[Web page and app entries]
☆ ☆ ☆ ☆ ☆ ☆ ☆

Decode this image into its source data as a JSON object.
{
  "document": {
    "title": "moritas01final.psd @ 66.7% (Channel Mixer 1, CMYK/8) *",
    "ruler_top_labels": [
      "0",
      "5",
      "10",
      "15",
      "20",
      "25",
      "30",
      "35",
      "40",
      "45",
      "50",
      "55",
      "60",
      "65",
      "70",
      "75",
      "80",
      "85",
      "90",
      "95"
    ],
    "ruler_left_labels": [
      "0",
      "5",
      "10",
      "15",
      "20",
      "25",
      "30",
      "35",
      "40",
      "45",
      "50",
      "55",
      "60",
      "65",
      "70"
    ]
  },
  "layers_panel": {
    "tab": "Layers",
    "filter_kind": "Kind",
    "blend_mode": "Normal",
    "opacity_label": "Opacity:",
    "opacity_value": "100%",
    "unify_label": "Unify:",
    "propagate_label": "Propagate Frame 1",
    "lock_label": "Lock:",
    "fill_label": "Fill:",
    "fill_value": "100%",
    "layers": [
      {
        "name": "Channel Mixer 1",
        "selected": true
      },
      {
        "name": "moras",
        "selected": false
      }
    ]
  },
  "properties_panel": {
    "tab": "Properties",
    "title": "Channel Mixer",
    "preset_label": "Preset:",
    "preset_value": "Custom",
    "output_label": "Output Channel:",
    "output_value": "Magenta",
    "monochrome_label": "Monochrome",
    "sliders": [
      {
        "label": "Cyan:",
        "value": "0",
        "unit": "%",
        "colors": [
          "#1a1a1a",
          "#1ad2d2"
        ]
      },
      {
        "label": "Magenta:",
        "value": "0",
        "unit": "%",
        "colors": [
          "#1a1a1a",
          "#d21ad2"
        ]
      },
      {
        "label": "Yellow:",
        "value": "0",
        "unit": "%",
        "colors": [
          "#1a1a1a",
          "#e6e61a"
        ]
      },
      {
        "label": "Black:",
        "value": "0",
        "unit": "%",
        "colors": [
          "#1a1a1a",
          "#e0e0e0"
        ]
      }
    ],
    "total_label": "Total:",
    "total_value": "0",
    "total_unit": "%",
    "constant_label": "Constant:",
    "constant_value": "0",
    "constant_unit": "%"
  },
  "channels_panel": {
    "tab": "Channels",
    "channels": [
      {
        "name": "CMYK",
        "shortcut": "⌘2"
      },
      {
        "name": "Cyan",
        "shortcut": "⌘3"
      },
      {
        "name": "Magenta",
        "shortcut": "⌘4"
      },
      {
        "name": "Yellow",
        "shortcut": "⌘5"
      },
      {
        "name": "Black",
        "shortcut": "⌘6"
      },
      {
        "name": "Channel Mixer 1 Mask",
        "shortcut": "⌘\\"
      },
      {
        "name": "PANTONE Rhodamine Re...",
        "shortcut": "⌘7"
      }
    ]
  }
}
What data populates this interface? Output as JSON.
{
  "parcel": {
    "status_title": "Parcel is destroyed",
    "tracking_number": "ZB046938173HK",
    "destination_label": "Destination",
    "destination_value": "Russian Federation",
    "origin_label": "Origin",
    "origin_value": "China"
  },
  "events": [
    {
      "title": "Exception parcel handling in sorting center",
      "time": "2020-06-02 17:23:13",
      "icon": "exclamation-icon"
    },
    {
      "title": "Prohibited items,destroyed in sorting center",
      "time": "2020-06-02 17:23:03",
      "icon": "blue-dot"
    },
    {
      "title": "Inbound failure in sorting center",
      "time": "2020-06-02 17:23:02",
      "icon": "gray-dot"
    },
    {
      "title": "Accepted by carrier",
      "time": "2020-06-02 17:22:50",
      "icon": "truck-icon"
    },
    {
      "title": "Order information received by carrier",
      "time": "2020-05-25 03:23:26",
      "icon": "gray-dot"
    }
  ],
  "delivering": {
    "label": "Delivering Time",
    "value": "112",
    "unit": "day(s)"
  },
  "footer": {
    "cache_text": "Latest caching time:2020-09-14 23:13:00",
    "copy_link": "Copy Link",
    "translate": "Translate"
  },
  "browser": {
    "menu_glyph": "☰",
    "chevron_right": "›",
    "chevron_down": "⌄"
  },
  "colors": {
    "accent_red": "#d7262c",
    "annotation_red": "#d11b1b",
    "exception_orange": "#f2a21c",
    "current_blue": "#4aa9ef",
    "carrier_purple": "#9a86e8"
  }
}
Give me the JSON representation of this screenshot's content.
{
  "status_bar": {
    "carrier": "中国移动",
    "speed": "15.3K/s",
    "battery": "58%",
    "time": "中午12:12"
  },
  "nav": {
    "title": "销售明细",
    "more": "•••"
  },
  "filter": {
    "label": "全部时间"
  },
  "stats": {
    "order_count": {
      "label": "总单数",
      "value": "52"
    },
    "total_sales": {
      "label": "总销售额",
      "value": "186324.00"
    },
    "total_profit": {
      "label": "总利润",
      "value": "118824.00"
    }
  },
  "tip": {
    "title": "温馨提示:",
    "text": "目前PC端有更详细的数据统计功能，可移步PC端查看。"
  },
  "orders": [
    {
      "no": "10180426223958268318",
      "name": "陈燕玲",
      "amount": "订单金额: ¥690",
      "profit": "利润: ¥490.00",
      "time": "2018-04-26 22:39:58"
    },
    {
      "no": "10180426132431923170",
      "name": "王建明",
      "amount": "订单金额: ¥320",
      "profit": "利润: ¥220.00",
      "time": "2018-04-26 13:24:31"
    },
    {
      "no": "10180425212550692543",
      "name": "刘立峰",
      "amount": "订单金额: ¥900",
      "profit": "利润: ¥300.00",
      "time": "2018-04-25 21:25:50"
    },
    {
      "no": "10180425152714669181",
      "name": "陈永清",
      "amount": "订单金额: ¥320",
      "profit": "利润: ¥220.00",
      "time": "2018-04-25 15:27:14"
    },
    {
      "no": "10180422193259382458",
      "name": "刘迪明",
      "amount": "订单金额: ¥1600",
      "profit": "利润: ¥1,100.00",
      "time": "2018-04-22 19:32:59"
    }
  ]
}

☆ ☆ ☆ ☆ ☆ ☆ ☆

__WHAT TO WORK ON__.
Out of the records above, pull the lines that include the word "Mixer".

__RESPONSE TO THE EXERCISE__.
    "title": "moritas01final.psd @ 66.7% (Channel Mixer 1, CMYK/8) *",
        "name": "Channel Mixer 1",
    "title": "Channel Mixer",
        "name": "Channel Mixer 1 Mask",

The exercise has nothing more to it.